Kyle Gann wrote on his blog Post Classic about his Summer Projects, three new pieces. It seems he's finished with two and nearly with the third. The amazing thing to him is he was writing all three at the same time. You Go Gann!!!
Mozart wrote his final three symphonies while working on an opera. We don't know why he wrote these symphonies, but we do know he finished all of them within approximately a month of initially putting pen to paper. Bach wrote so much music it is impossible to image he wasn't writing multiple pieces pretty much constantly. So, writing multiple pieces of music simultaneously is not new. What is new -for Gann and composers like me - is the ability to think clearly about multiple pieces and keeping them straight.
I have successfully composed multiple pieces at the same time in the past, but not with any regularity or consistent success. It is something I continually strive to do, work on consciously, because I feel the process itself does something to the brain --I think differently about music when multiple pieces are swimming (successfully) in my head. And all the pieces end up as better pieces.
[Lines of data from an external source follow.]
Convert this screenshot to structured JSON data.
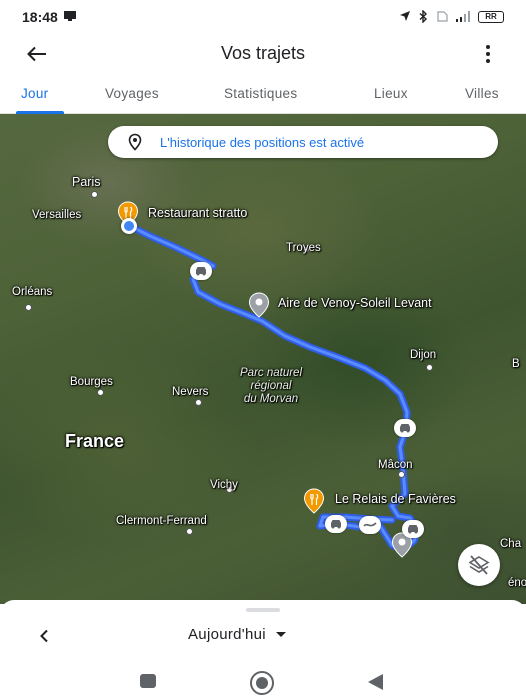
{
  "status_bar": {
    "time": "18:48",
    "battery": "RR"
  },
  "app_bar": {
    "title": "Vos trajets"
  },
  "tabs": [
    {
      "label": "Jour",
      "active": true
    },
    {
      "label": "Voyages",
      "active": false
    },
    {
      "label": "Statistiques",
      "active": false
    },
    {
      "label": "Lieux",
      "active": false
    },
    {
      "label": "Villes",
      "active": false
    }
  ],
  "map": {
    "history_notice": "L'historique des positions est activé",
    "labels": {
      "paris": "Paris",
      "versailles": "Versailles",
      "restaurant": "Restaurant stratto",
      "troyes": "Troyes",
      "orleans": "Orléans",
      "aire": "Aire de Venoy-Soleil Levant",
      "dijon": "Dijon",
      "bourges": "Bourges",
      "nevers": "Nevers",
      "park_line1": "Parc naturel",
      "park_line2": "régional",
      "park_line3": "du Morvan",
      "france": "France",
      "macon": "Mâcon",
      "vichy": "Vichy",
      "relais": "Le Relais de Favières",
      "clermont": "Clermont-Ferrand",
      "edge_b": "B",
      "edge_cha": "Cha",
      "edge_eno": "éno"
    },
    "icons": {
      "restaurant_pin": "restaurant-pin-icon",
      "aire_pin": "location-pin-icon",
      "relais_pin": "restaurant-pin-icon",
      "end_pin": "location-pin-icon",
      "layers": "layers-off-icon"
    },
    "route_color": "#3b6cf6"
  },
  "bottom_sheet": {
    "date_label": "Aujourd'hui"
  },
  "colors": {
    "accent": "#1a73e8",
    "restaurant_pin": "#f29900",
    "place_pin": "#9aa0a6"
  }
}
What happens when it works is a fermenting of ideas from one to another, without confusing issues or themes. When it isn't successful, good ideas tend to migrate to one composition while the other(s) suffer. It is rather like absorbing good ideas from studying Mahler, Mendelssohn and Machaut at the same time (again, not an easy task, nor one I recommend for those wishing to remain sane). The end result is a collection of richer ideas (richer compositions).
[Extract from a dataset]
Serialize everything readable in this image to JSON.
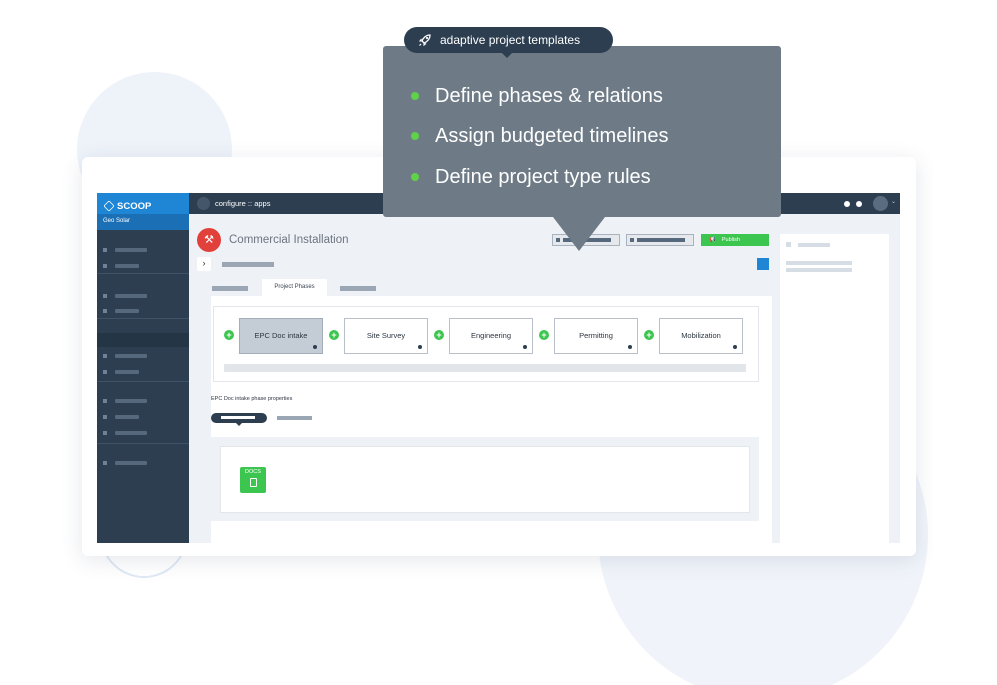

I'm attempting to do the same thing as Gann this Summer. I've completed a 10 minute orchestral work Exchanging Glances, an Oboe Concerto, a Piano Sonata, a string quartet and an opera (well, I'm re-working the opera so perhaps it doesn't really fit in the "new composition category"). The ideas have remained separate - thanks to a composition book that lives with me. When new thoughts come to me (whether in my dreams, on the road or when I'm working on something else), I jot them down into the book. If something rings vaguely familiar the other compositions are also in the book for easy reference. Sometimes these means new ideas can be scratched out when duplicated, or morphed into better ideas when met with previous concepts from other compositional ideas.
It isn't a perfect system. If it was I'd be successful at continually writing multiple pieces at one time. It is helping...
So, here's Gann. Congrats on your success. May it continue to bear fruit (and I can't wait to hear the results)! And to the rest of you composing music - keep the ideas flowing. The world needs more music!